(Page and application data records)
[Start of section]

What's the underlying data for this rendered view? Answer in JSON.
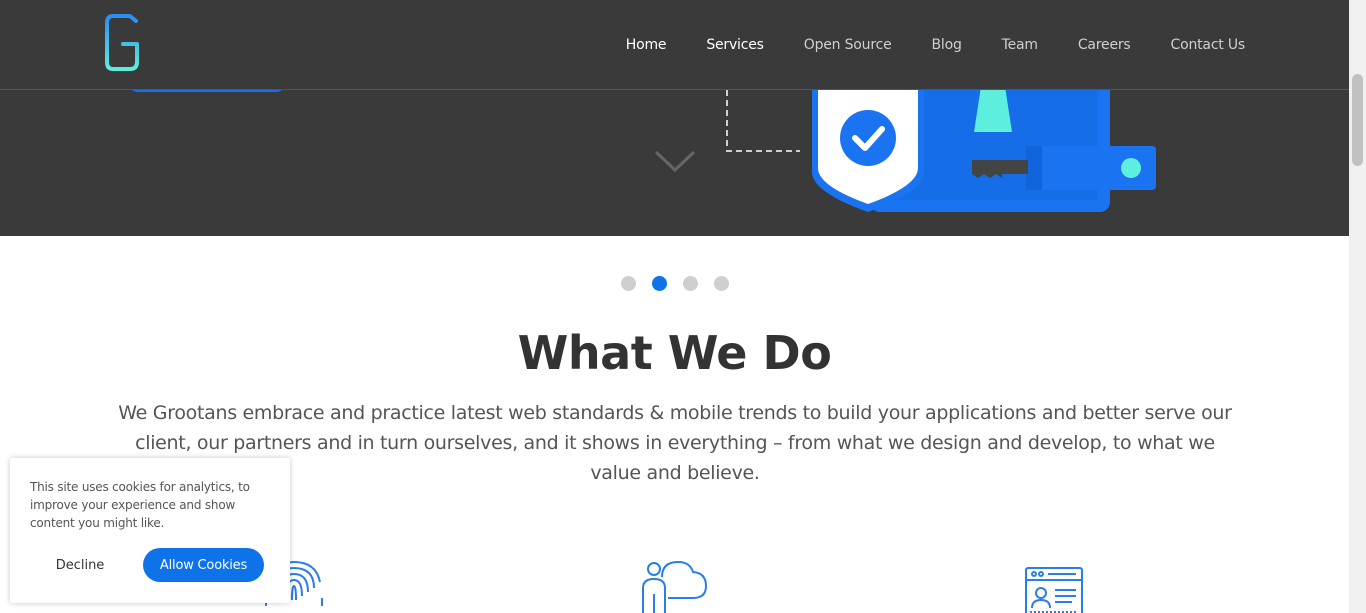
{
  "header": {
    "logo_letter": "G",
    "nav": [
      {
        "label": "Home",
        "active": false
      },
      {
        "label": "Services",
        "active": true
      },
      {
        "label": "Open Source",
        "active": false
      },
      {
        "label": "Blog",
        "active": false
      },
      {
        "label": "Team",
        "active": false
      },
      {
        "label": "Careers",
        "active": false
      },
      {
        "label": "Contact Us",
        "active": false
      }
    ]
  },
  "hero": {
    "illustration": "security-shield-key-icon",
    "scroll_icon": "chevron-down-icon"
  },
  "carousel": {
    "slide_count": 4,
    "active_index": 1
  },
  "what_we_do": {
    "title": "What We Do",
    "description": "We Grootans embrace and practice latest web standards & mobile trends to build your applications and better serve our client, our partners and in turn ourselves, and it shows in everything – from what we design and develop, to what we value and believe."
  },
  "services_icons": [
    "fingerprint-icon",
    "person-cloud-icon",
    "profile-window-icon"
  ],
  "cookie_banner": {
    "message": "This site uses cookies for analytics, to improve your experience and show content you might like.",
    "decline_label": "Decline",
    "allow_label": "Allow Cookies"
  },
  "colors": {
    "header_bg": "#3a3a3a",
    "accent": "#0e73e8",
    "title_text": "#333333",
    "body_text": "#555555"
  }
}
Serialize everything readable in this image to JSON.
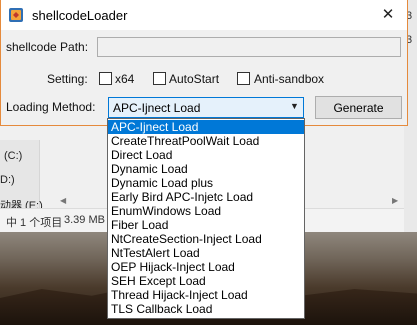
{
  "window": {
    "title": "shellcodeLoader",
    "close_glyph": "✕"
  },
  "form": {
    "path_label": "shellcode Path:",
    "path_value": "",
    "setting_label": "Setting:",
    "options": [
      {
        "label": "x64",
        "checked": false
      },
      {
        "label": "AutoStart",
        "checked": false
      },
      {
        "label": "Anti-sandbox",
        "checked": false
      }
    ],
    "method_label": "Loading Method:",
    "method_selected": "APC-Ijnect Load",
    "generate_label": "Generate"
  },
  "dropdown": {
    "items": [
      "APC-Ijnect Load",
      "CreateThreatPoolWait Load",
      "Direct Load",
      "Dynamic Load",
      "Dynamic Load plus",
      "Early Bird APC-Injetc Load",
      "EnumWindows Load",
      "Fiber Load",
      "NtCreateSection-Inject Load",
      "NtTestAlert Load",
      "OEP Hijack-Inject Load",
      "SEH Except Load",
      "Thread Hijack-Inject Load",
      "TLS Callback Load"
    ],
    "selected_index": 0
  },
  "background": {
    "drive_c": "(C:)",
    "drive_d": "D:)",
    "drive_e": "动器 (E:)",
    "status_items": "中 1 个项目",
    "status_size": "3.39 MB",
    "right_num_1": "3",
    "right_num_2": "3"
  },
  "colors": {
    "accent": "#0078d7",
    "window_border": "#e58a3c",
    "selected_bg": "#0078d7"
  }
}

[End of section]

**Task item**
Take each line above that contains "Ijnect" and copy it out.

**Expected output**
    "method_selected": "APC-Ijnect Load",
      "APC-Ijnect Load",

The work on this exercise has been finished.